Exercise materials Start Marker

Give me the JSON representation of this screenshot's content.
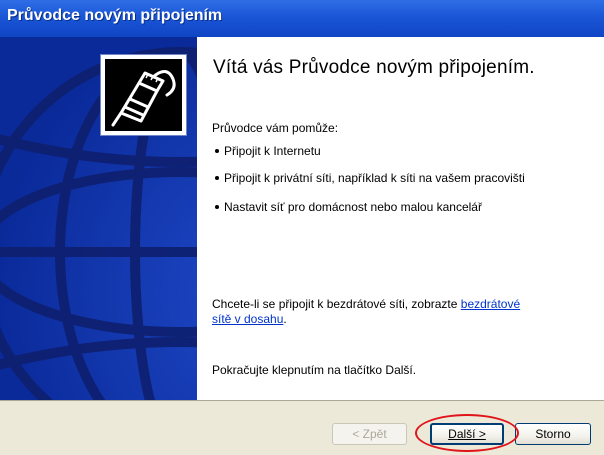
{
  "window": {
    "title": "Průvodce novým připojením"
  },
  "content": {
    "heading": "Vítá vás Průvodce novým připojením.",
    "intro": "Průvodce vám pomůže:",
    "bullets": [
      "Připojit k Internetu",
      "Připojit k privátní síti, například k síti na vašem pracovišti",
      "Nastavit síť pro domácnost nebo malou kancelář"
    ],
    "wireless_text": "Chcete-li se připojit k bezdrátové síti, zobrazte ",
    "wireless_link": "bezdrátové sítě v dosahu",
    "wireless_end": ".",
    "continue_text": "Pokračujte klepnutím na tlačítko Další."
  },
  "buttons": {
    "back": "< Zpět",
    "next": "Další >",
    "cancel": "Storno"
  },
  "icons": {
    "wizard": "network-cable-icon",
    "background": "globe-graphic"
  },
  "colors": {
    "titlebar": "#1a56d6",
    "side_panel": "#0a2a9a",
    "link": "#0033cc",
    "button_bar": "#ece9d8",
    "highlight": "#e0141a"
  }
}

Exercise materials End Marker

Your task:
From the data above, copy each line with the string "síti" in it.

Response:
      "Připojit k privátní síti, například k síti na vašem pracovišti",
    "wireless_text": "Chcete-li se připojit k bezdrátové síti, zobrazte ",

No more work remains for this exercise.